Wearing face mask may reduce endophthalmitis after intravitreal injection
The use of face masks by the doctor, ancillary staff, and patient during intravitreal injections is associated with a reduced rate of endophthalmitis compared with the standard of care, according to a presentation by Sunir J. Garg, MD, FACS at Hawaiian Eye.
Dr Garg presented data from a recent retrospective study that evaluated universal face mask use on post-injection endophthalmitis rates, a practice that has increased during the COVID-19 pandemic.

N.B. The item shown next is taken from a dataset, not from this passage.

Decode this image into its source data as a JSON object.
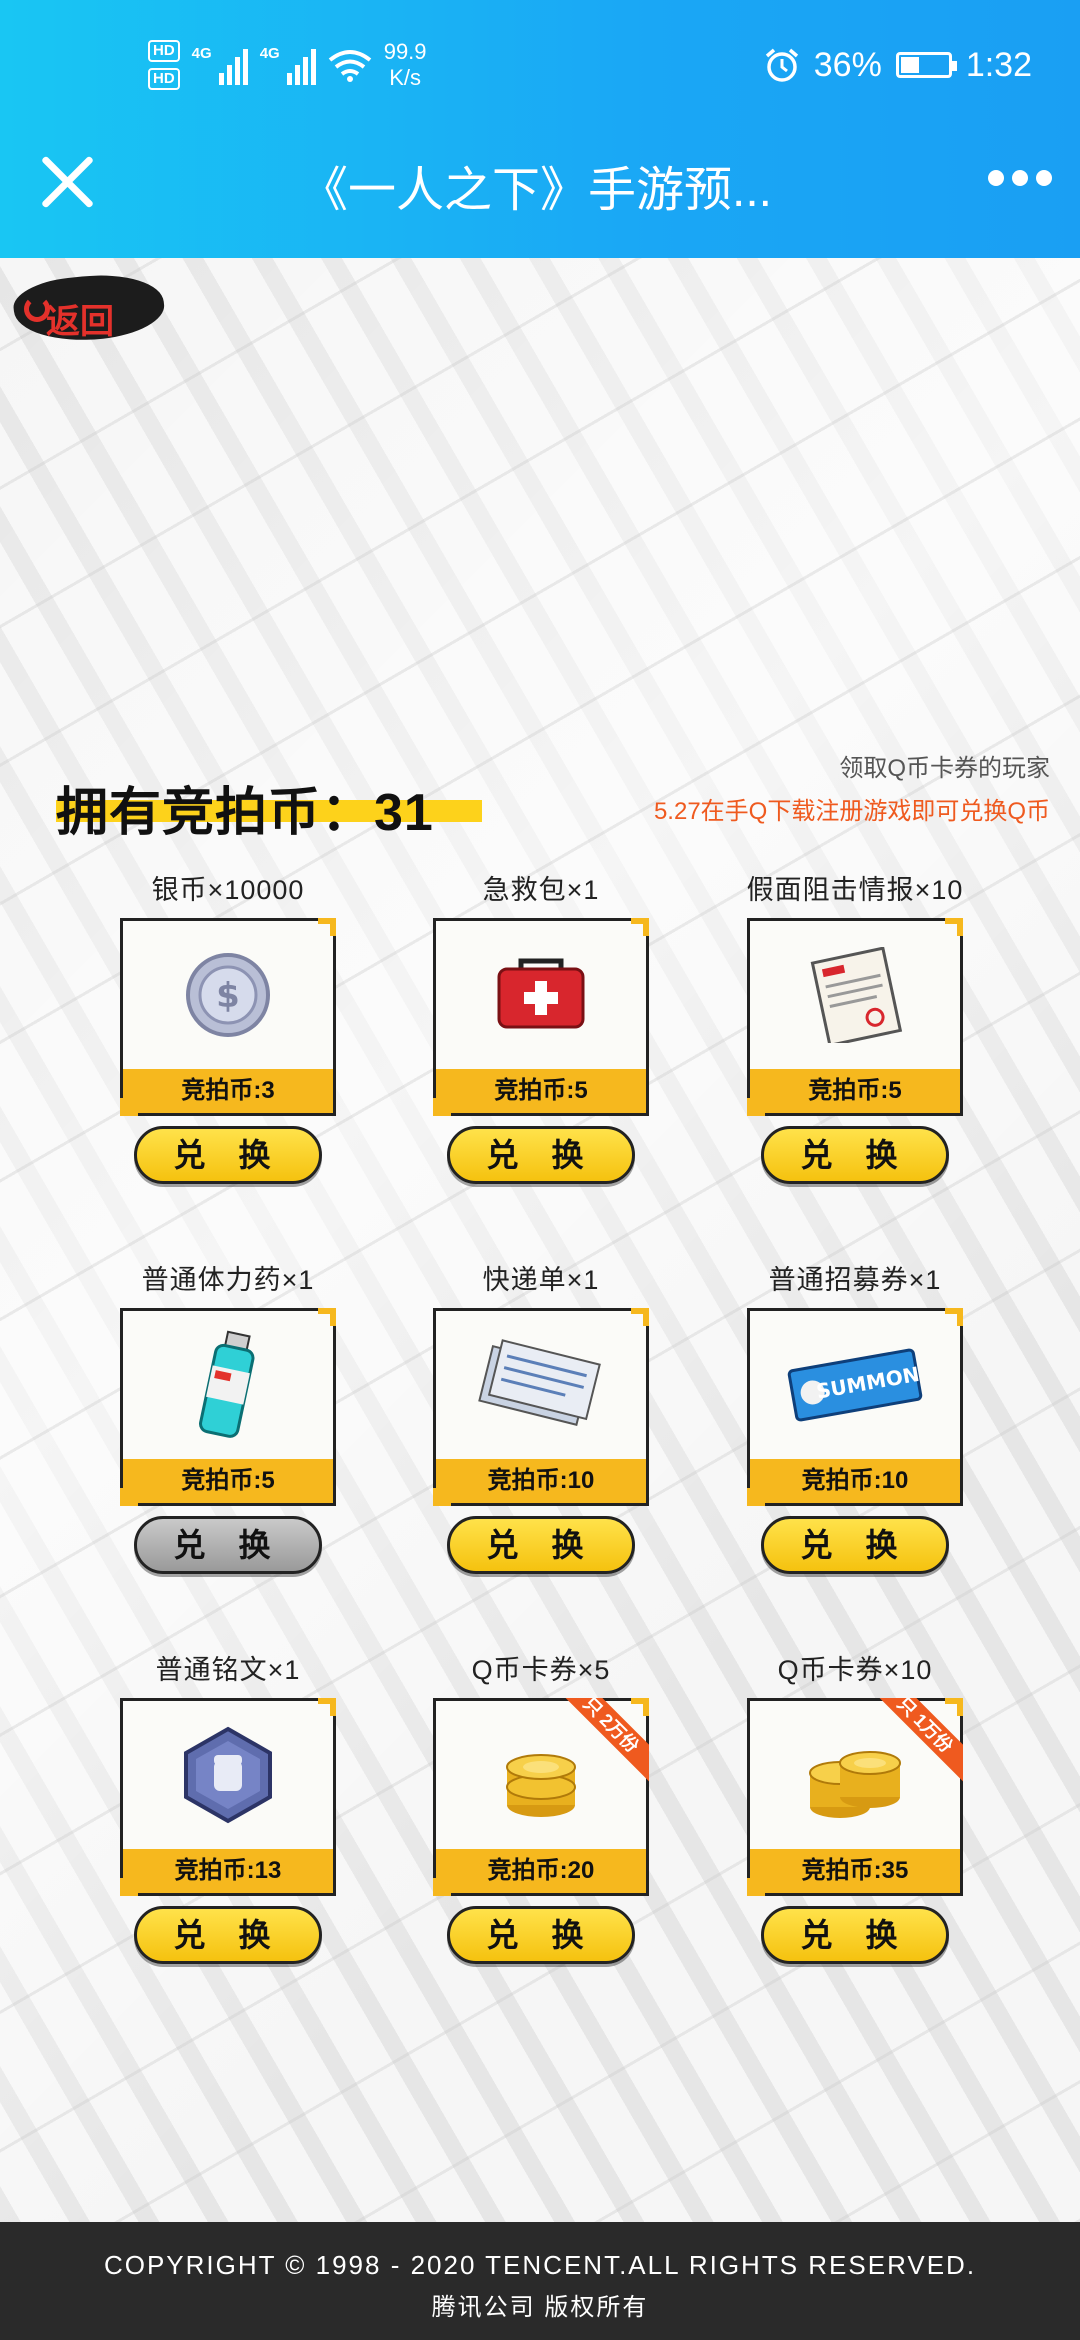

In the cohort study, 505,968 intravitreal injections administered in 110,547 eyes from October 1, 2019, to July 31, 2020, were divided into a “no face mask” group (n = 294,514) if the patients or doctor did not wear a face mask during the injections and a “universal face mask” group (n = 211,454) if doctor, ancillary staff, and patient worse a mask during injections. In the “no face mask” group, there were 0.0289% cases of presumed endophthalmitis; 0.0092% cases of culture-positive endophthalmitis; and 0.001% cases of oral flora–associated endophthalmitis.
In the “universal face mask” group, there were 0.0213% cases of presumed endophthalmitis; 0.004% cases of culture-positive endophthalmitis; and 0.0005% cases of oral flora–associated endophthalmitis.
Garg SJ. What intravitreal injections have taught us about endophthalmitis. Presented at: Hawaiian Eye.
Writing committee for the Post-Injection Endophthalmitis Study Group, Patel SN, Tang PH, et al. The Influence of Universal Face Mask Use on Endophthalmitis Risk after Intravitreal Anti-Vascular Endothelial Growth Factor Injections. Ophthalmol. 2021;128(11):1620-1626. doi:10.1016/j.ophtha.2021.05.010